I will leave space in my thoughts for the possibility of things being different. I will remind myself that nothing stays the same forever.  In this way, I will make sure that my thoughts are not promoting a hopeless way of looking at my situation or experiences.

I will then turn my attention to something else altogether in order to shift the moment. Sometimes it is a sense that we will feel this way or be dealing with the same problems forever that makes things so unbearable or overwhelming.

Once I am comfortable thinking this way to get through the smaller moments, I will add it to my Personal Coping Kete as a self-soothing strategy for moments of heightened distress, when perspective might be lost. I will be able to remind myself of all the smaller instances in which I told myself it would pass, and it did.

No. 12 – Power Ballads

This week in order attain, maintain or regain my sense of wellness…

I will spend 5 minutes every day singing along to music.  If I can’t find a CD or set of songs to play, I will sing old songs I know off by heart.  If I have time on my hands and am feeling anxious or stressed, I will pass some of the time by singing.  I can do this alone or with others.

Singing has real physical effects which you can use to your advantage.  Singing changes the way we are breathing and this alters the level of CO2 in our bloodstreams, which triggers the release of neurotransmitters and creates a sense of elation.  Depending on the song you are singing, it can also be a powerful form of  self-expression and sense of connection. Singing is a very good way of changing the moment for ourselves.

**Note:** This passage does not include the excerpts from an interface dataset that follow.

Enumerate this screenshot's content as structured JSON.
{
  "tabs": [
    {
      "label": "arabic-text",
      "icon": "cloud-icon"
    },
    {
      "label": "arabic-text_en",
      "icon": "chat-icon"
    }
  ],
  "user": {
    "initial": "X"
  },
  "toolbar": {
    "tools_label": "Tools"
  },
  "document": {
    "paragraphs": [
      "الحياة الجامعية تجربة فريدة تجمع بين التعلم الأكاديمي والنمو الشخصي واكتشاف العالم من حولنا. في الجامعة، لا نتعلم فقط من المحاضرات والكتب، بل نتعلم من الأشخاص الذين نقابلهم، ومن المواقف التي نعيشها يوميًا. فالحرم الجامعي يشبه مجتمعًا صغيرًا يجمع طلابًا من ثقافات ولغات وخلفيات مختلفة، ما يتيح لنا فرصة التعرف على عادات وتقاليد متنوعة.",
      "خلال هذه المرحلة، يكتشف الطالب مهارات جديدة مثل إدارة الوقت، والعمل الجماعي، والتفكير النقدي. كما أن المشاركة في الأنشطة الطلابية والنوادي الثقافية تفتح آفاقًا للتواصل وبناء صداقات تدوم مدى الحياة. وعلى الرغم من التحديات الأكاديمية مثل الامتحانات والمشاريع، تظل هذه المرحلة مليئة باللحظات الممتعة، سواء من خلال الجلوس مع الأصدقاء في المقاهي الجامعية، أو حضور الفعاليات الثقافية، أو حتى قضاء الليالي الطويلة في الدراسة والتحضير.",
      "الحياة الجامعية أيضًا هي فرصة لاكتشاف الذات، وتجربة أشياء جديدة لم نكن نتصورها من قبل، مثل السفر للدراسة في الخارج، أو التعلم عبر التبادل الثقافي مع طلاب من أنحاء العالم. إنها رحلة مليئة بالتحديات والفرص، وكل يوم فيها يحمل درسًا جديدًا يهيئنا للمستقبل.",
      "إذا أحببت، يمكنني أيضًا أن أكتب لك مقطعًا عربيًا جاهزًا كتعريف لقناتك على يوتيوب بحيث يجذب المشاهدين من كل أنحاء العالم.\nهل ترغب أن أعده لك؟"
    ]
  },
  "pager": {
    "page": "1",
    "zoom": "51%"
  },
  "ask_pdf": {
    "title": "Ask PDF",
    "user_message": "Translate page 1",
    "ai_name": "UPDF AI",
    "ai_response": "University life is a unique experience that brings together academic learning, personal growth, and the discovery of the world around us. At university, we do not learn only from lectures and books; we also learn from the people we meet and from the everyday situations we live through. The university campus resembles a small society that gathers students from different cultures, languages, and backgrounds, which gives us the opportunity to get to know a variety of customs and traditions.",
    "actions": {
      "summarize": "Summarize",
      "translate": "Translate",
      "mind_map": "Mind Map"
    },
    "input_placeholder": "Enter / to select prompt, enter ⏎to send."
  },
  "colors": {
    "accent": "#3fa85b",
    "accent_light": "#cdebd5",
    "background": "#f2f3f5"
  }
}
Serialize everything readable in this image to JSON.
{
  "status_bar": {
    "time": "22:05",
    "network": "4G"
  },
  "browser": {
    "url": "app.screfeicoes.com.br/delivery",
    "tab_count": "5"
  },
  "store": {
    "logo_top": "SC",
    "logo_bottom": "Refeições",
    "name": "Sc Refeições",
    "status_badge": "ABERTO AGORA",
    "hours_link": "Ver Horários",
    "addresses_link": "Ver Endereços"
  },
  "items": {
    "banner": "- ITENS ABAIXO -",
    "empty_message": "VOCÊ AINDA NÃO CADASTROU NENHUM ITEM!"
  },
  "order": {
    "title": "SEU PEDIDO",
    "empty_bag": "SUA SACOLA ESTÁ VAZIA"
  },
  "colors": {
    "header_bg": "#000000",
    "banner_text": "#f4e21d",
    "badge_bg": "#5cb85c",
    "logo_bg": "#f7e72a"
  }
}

Once I’ve gotten used to spending some time singing, I will add ‘Power Ballads’ to my Personal Coping Kete as a strategy to shift my mood when I am feeling distressed.

No. 11 – Float for a Moment

This week, in order to attain, maintain or regain my sense of wellness…

I will practice using visualisations to shift my moment. Each day I will take a minute to pay attention to taking deep, slow breaths while I briefly visualise myself floating on my back down a calm river.  The sun is shining, but not too hotly.  I am mindful of the way the sun feels on my closed eyelids and how the buoyant water feels flowing beneath me. I allow the river to take me where it will, sometimes moving faster and other times meandering slowly; I cannot push the water.

I will spend just a minute holding this image, and the sensations it brings, in my mind. If my attention drifts onto other things, I will mentally drop the worries in the river and watch them flow away.

I will then return to the situation at hand, with my centred and more accepting state of awareness. I will observe how I feel afterwards.

Once I am familiar with doing this visualisation to shift my attention, I will add it to my Personal Coping Kete as a way of soothing or distracting myself from anxiety, anger or low moods.

No. 10 – Permission to be Fully Human

This week, in order to attain, maintain or regain my sense of wellbeing…

I will have realistic expectations of myself and give myself permission to be average.   By giving myself permission to be average this week, I free myself from the pressures of trying to be perfect or trying to appear like I’ve got everything together.  I will tell myself things like “Today I only need to do what I can do.  What I can do is enough.”

This week it will be okay to make mistakes and say silly things occasionally, to not know what is happening, to need to ask questions and to feel distressing emotions. If I notice I am worrying about those things, I will remind myself “I only need to do what I can do.  What I can do is enough.”

Often times it is our negative judgement of our own experiences and the pressure we put on ourselves to achieve our high expectations that creates and/or intensifies our experiences of stress and distress.

This week, I give myself permission to be fully human, rather than an idealised version of myself. My mistakes are learning experiences that will strengthen me, not distressing experiences to regret and avoid.

Once I have experienced a whole week of being average and nothing terrible happening as I consequence, I will add ‘Give Myself Permission to Be Human’ to my Personal Coping Kete. When I notice that I am feeling stressed, pressed or distressed, I will remind myself that all I need to do is survive the current moment.